Friday, February 20, 2009
Day 25 – I get a hot shower (the fastest way to a woman’s heart)
(Depending on how dirty the lady may be).
Living in an off-grid system is sometimes an exercise in evaluating your priorities. Things break. Shit happens. Someone has to have the time, spare parts, and the know-how to fix it. Much like spending a day and a half without power, 10 days without hot water made me appreciate that readily available supply in my apartment in DC. Don’t take that hot water for granted. But do you have to get taken to the cleaners? (har-har)
So, you want to get rid of that energy-gobbling dinosaur of a hot water heater? The tropics allow for different types of solar hot water to be a real possibility. At the Ag Fair Ryan Evans and I got stuck in a very nice used-car salesman-like pitch for a small passive/active solar water-heating unit. We didn’t mention to the gentleman that we already were living with a unit, so we listened politely. Some of the ideas his company is marketing were pretty clever; you can amend your old hot water heater with a new valve to control for in/outflow to the panels on the roof. This is very similar to the system we have on the bathhouse.

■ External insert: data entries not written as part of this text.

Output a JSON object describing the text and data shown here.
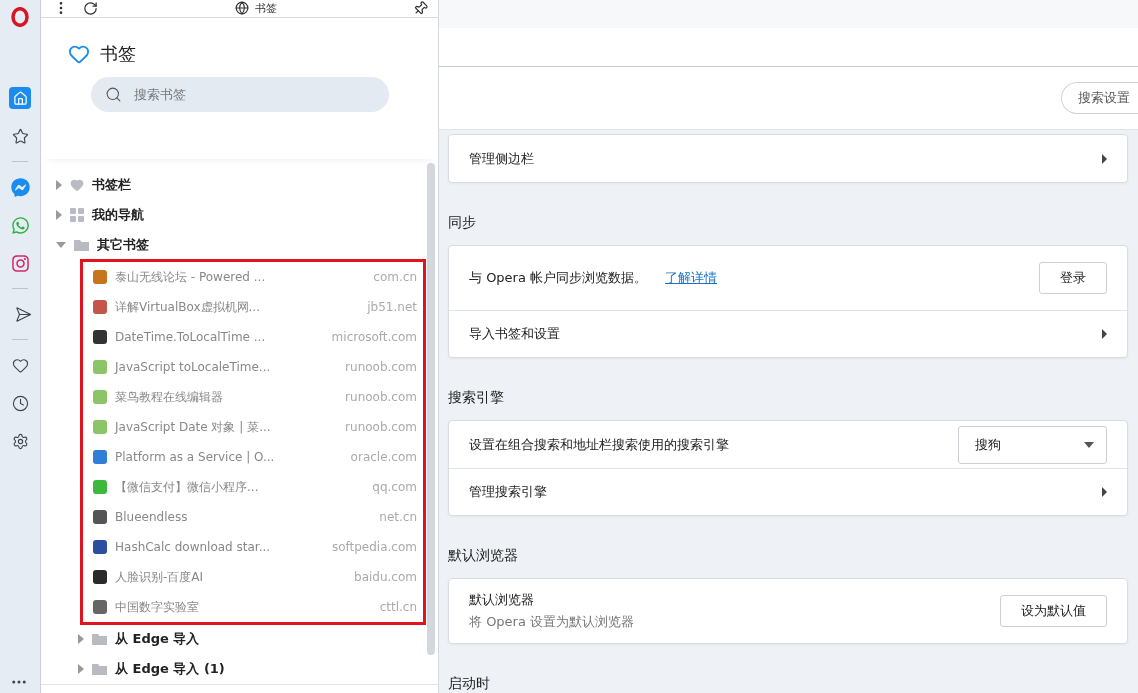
{
  "sidebar_items": [
    {
      "kind": "logo"
    },
    {
      "kind": "home",
      "selected": true
    },
    {
      "kind": "star",
      "selected": false
    },
    {
      "kind": "divider"
    },
    {
      "kind": "messenger",
      "selected": false
    },
    {
      "kind": "whatsapp",
      "selected": false
    },
    {
      "kind": "instagram",
      "selected": false
    },
    {
      "kind": "divider"
    },
    {
      "kind": "send",
      "selected": false
    },
    {
      "kind": "divider"
    },
    {
      "kind": "heart",
      "selected": false
    },
    {
      "kind": "clock",
      "selected": false
    },
    {
      "kind": "settings",
      "selected": false
    }
  ],
  "bookmarks_panel": {
    "toolbar_title": "书签",
    "heading": "书签",
    "search": {
      "placeholder": "搜索书签"
    },
    "tree": [
      {
        "label": "书签栏",
        "kind": "heart",
        "expanded": false
      },
      {
        "label": "我的导航",
        "kind": "grid",
        "expanded": false
      },
      {
        "label": "其它书签",
        "kind": "folder",
        "expanded": true,
        "highlighted": true,
        "children": [
          {
            "kind": "link",
            "title": "泰山无线论坛 - Powered ...",
            "domain": "com.cn",
            "color": "#c8741e"
          },
          {
            "kind": "link",
            "title": "详解VirtualBox虚拟机网...",
            "domain": "jb51.net",
            "color": "#c4554a"
          },
          {
            "kind": "link",
            "title": "DateTime.ToLocalTime ...",
            "domain": "microsoft.com",
            "color": "#333333"
          },
          {
            "kind": "link",
            "title": "JavaScript toLocaleTime...",
            "domain": "runoob.com",
            "color": "#8cc46a"
          },
          {
            "kind": "link",
            "title": "菜鸟教程在线编辑器",
            "domain": "runoob.com",
            "color": "#8cc46a"
          },
          {
            "kind": "link",
            "title": "JavaScript Date 对象 | 菜...",
            "domain": "runoob.com",
            "color": "#8cc46a"
          },
          {
            "kind": "link",
            "title": "Platform as a Service | O...",
            "domain": "oracle.com",
            "color": "#2f7fd6"
          },
          {
            "kind": "link",
            "title": "【微信支付】微信小程序...",
            "domain": "qq.com",
            "color": "#3cb83c"
          },
          {
            "kind": "link",
            "title": "Blueendless",
            "domain": "net.cn",
            "color": "#555555"
          },
          {
            "kind": "link",
            "title": "HashCalc download star...",
            "domain": "softpedia.com",
            "color": "#2a4ea0"
          },
          {
            "kind": "link",
            "title": "人脸识别-百度AI",
            "domain": "baidu.com",
            "color": "#2a2a2a"
          },
          {
            "kind": "link",
            "title": "中国数字实验室",
            "domain": "cttl.cn",
            "color": "#666666"
          },
          {
            "kind": "folder",
            "title": "从 Edge 导入",
            "expanded": false
          },
          {
            "kind": "folder",
            "title": "从 Edge 导入 (1)",
            "expanded": false
          }
        ]
      }
    ]
  },
  "settings": {
    "search_button": "搜索设置",
    "sections": [
      {
        "rows": [
          {
            "kind": "link",
            "label": "管理侧边栏"
          }
        ]
      },
      {
        "title": "同步",
        "rows": [
          {
            "kind": "action",
            "label": "与 Opera 帐户同步浏览数据。",
            "link": "了解详情",
            "button": "登录"
          },
          {
            "kind": "link",
            "label": "导入书签和设置"
          }
        ]
      },
      {
        "title": "搜索引擎",
        "rows": [
          {
            "kind": "select",
            "label": "设置在组合搜索和地址栏搜索使用的搜索引擎",
            "value": "搜狗"
          },
          {
            "kind": "link",
            "label": "管理搜索引擎"
          }
        ]
      },
      {
        "title": "默认浏览器",
        "rows": [
          {
            "kind": "action",
            "label": "默认浏览器",
            "sublabel": "将 Opera 设置为默认浏览器",
            "button": "设为默认值"
          }
        ]
      },
      {
        "title": "启动时"
      }
    ]
  }
}
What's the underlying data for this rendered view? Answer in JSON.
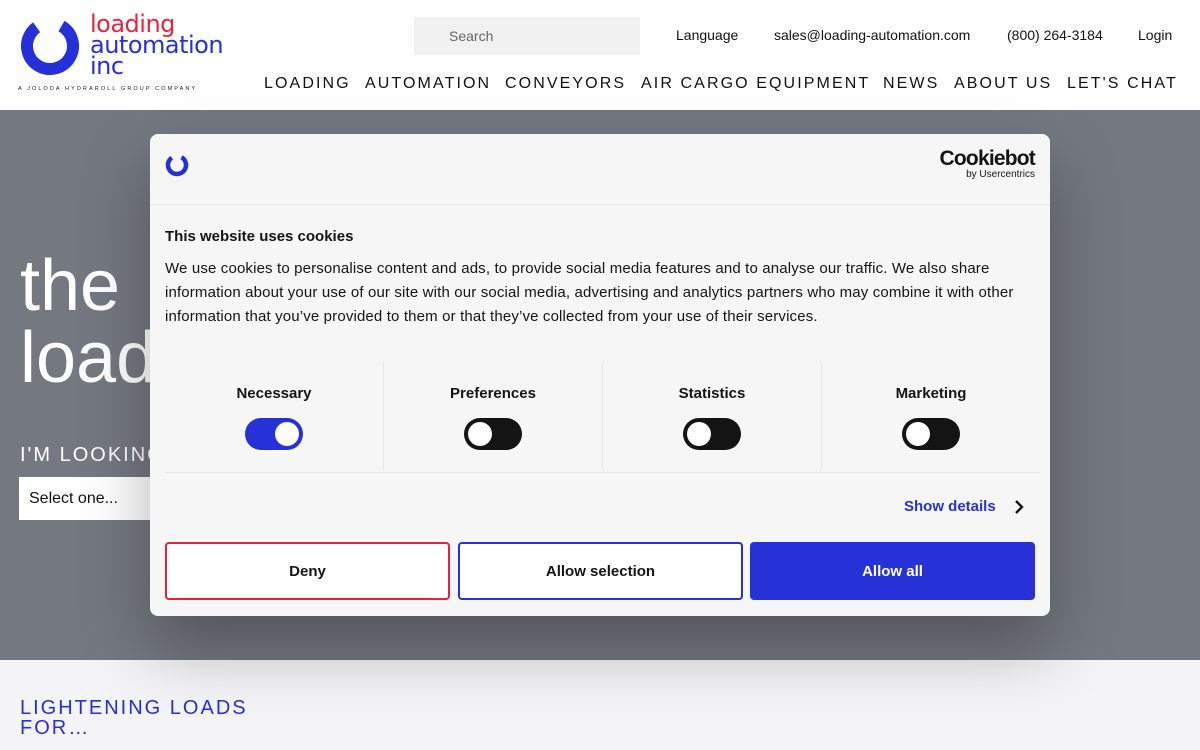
{
  "brand": {
    "logo_line1": "loading",
    "logo_line2": "automation",
    "logo_line3": "inc",
    "tagline": "A JOLODA HYDRAROLL GROUP COMPANY",
    "red": "#e8243c",
    "blue": "#2530d8"
  },
  "topbar": {
    "search_placeholder": "Search",
    "language": "Language",
    "email": "sales@loading-automation.com",
    "phone": "(800) 264-3184",
    "login": "Login"
  },
  "nav": {
    "items": [
      "LOADING",
      "AUTOMATION",
      "CONVEYORS",
      "AIR CARGO EQUIPMENT",
      "NEWS",
      "ABOUT US",
      "LET'S CHAT"
    ]
  },
  "hero": {
    "title_line1": "the",
    "title_line2": "load",
    "looking_label": "I'M LOOKING",
    "select_value": "Select one..."
  },
  "lower": {
    "heading": "LIGHTENING LOADS FOR…"
  },
  "cookie_dialog": {
    "brand_name": "Cookiebot",
    "brand_sub": "by Usercentrics",
    "title": "This website uses cookies",
    "body": "We use cookies to personalise content and ads, to provide social media features and to analyse our traffic. We also share information about your use of our site with our social media, advertising and analytics partners who may combine it with other information that you’ve provided to them or that they’ve collected from your use of their services.",
    "categories": [
      {
        "label": "Necessary",
        "enabled": true
      },
      {
        "label": "Preferences",
        "enabled": false
      },
      {
        "label": "Statistics",
        "enabled": false
      },
      {
        "label": "Marketing",
        "enabled": false
      }
    ],
    "show_details": "Show details",
    "deny": "Deny",
    "allow_selection": "Allow selection",
    "allow_all": "Allow all",
    "accent": "#2632d7"
  }
}
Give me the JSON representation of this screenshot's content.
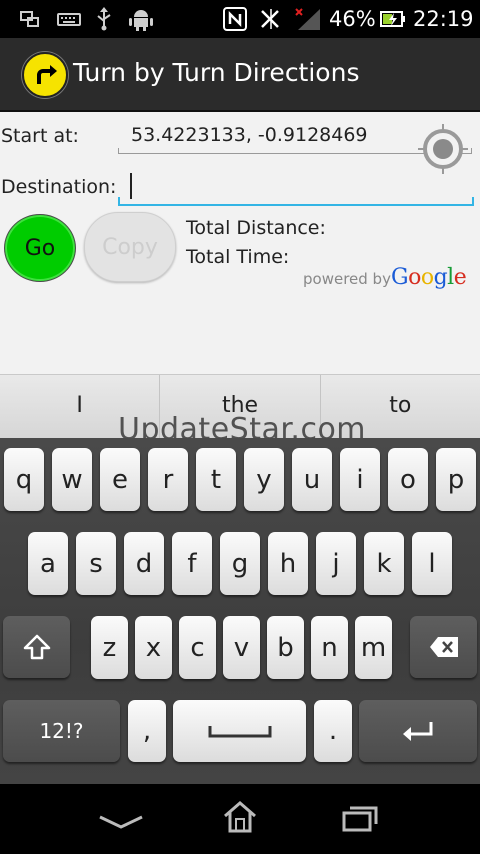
{
  "status_bar": {
    "battery_percent": "46%",
    "time": "22:19",
    "icons": [
      "screenshot-icon",
      "keyboard-icon",
      "usb-icon",
      "android-debug-icon",
      "nfc-icon",
      "bluetooth-icon",
      "signal-no-sim-icon",
      "battery-charging-icon"
    ]
  },
  "app": {
    "title": "Turn by Turn Directions",
    "logo_color": "#f6e300"
  },
  "form": {
    "start_label": "Start at:",
    "start_value": "53.4223133, -0.9128469",
    "destination_label": "Destination:",
    "destination_value": ""
  },
  "buttons": {
    "go": "Go",
    "copy": "Copy"
  },
  "info": {
    "total_distance_label": "Total Distance:",
    "total_time_label": "Total Time:",
    "powered_by": "powered by",
    "google": [
      "G",
      "o",
      "o",
      "g",
      "l",
      "e"
    ],
    "google_colors": [
      "#1a5bd6",
      "#d62d20",
      "#e8b400",
      "#1a5bd6",
      "#179c36",
      "#d62d20"
    ]
  },
  "suggestions": [
    "I",
    "the",
    "to"
  ],
  "watermark": "UpdateStar.com",
  "keyboard": {
    "row1": [
      "q",
      "w",
      "e",
      "r",
      "t",
      "y",
      "u",
      "i",
      "o",
      "p"
    ],
    "row2": [
      "a",
      "s",
      "d",
      "f",
      "g",
      "h",
      "j",
      "k",
      "l"
    ],
    "row3": [
      "z",
      "x",
      "c",
      "v",
      "b",
      "n",
      "m"
    ],
    "symbols_key": "12!?",
    "comma": ",",
    "period": "."
  },
  "colors": {
    "accent": "#33b5e5",
    "go_button": "#00cc00"
  }
}
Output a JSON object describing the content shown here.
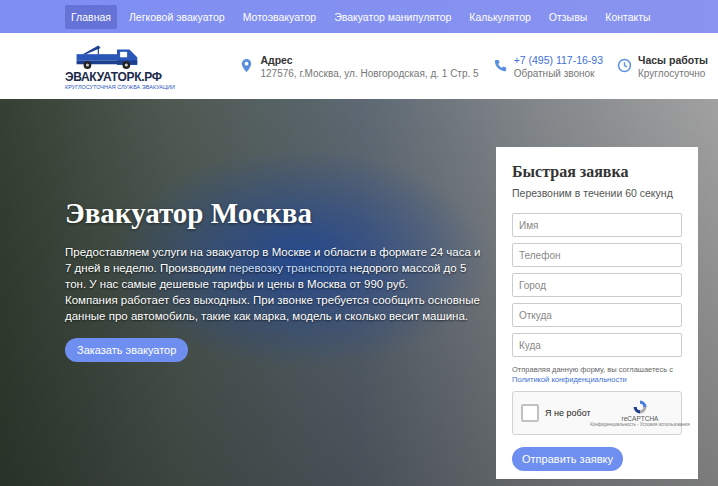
{
  "nav": [
    {
      "label": "Главная",
      "selected": true
    },
    {
      "label": "Легковой эвакуатор",
      "selected": false
    },
    {
      "label": "Мотоэвакуатор",
      "selected": false
    },
    {
      "label": "Эвакуатор манипулятор",
      "selected": false
    },
    {
      "label": "Калькулятор",
      "selected": false
    },
    {
      "label": "Отзывы",
      "selected": false
    },
    {
      "label": "Контакты",
      "selected": false
    }
  ],
  "logo": {
    "title": "ЭВАКУАТОРК.РФ",
    "subtitle": "КРУГЛОСУТОЧНАЯ СЛУЖБА ЭВАКУАЦИИ"
  },
  "contacts": [
    {
      "kind": "address",
      "title": "Адрес",
      "text": "127576, г.Москва, ул. Новгородская, д. 1 Стр. 5"
    },
    {
      "kind": "phone",
      "title": "+7 (495) 117-16-93",
      "text": "Обратный звонок"
    },
    {
      "kind": "hours",
      "title": "Часы работы",
      "text": "Круглосуточно"
    }
  ],
  "hero": {
    "title": "Эвакуатор Москва",
    "paragraphs": [
      [
        {
          "text": "Предоставляем услуги на эвакуатор в Москве и области в формате 24 часа и 7 дней в неделю. Производим ",
          "link": false
        },
        {
          "text": "перевозку транспорта",
          "link": true
        },
        {
          "text": " недорого массой до 5 тон. У нас самые дешевые тарифы и цены в Москва от 990 руб.",
          "link": false
        }
      ],
      [
        {
          "text": "Компания работает без выходных. При звонке требуется сообщить основные данные про автомобиль, такие как марка, модель и сколько весит машина.",
          "link": false
        }
      ]
    ],
    "button": "Заказать эвакуатор"
  },
  "form": {
    "title": "Быстрая заявка",
    "subtitle": "Перезвоним в течении 60 секунд",
    "fields": [
      {
        "placeholder": "Имя"
      },
      {
        "placeholder": "Телефон"
      },
      {
        "placeholder": "Город"
      },
      {
        "placeholder": "Откуда"
      },
      {
        "placeholder": "Куда"
      }
    ],
    "consent": {
      "text": "Отправляя данную форму, вы соглашаетесь с",
      "link": "Политикой конфиденциальности"
    },
    "captcha": {
      "checked": false,
      "label": "Я не робот",
      "brand": "reCAPTCHA",
      "terms": "Конфиденциальность - Условия использования"
    },
    "submit": "Отправить заявку"
  }
}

This indoor/outdoor setup is the place where we can go to pursue that elusive mistress, the hot shower. There is an insulated storage tank with four input/output pipes. A regular electric water heater has two: cold water in and hot water out. Our tank brings cold water in from our gravity-fed distribution system and then, if the net temperature difference between the water in the tank and the sensor on the roof is greater than a predetermined limit, the colder water is pumped out of the tank and up to the panel. This panel is a passive heater, the water sits in the series of tubes within the panel until it reaches the next predetermined temperature difference (usually about 15 degrees) at which time it is sent back into the tank to stay hot until there is a demand on the system. On a sunny day this system can replenish quickly and the insulated tank can hold quite a bit of water at a decent temperature.
There are other systems utilized on the farm. Dan Glenn uses a completely passive system at his container house on the hill. A passive solar water heater is as simple as a coiled black hose on the roof.
What are the drawbacks to this system? Primary disadvantages are that the length of the hose limits the amount of hot water significantly and the inconvenient times of day that the water is at peak temperature. The sun doesn’t get up early enough for a morning shower and later in the evening the hose isn’t insulated enough to stay warm. However, This system requires Avoiding using complicated technology is a plus because there are no pumps to break and leave us all without hot water for a week.
Marshall Bartlett, one of the other R2R students is designing a third type of hot water system for another house on the farm. I look forward to seeing how that works out. For now, I’ll cope with my cold outdoor shower and appreciate it when I get one hot.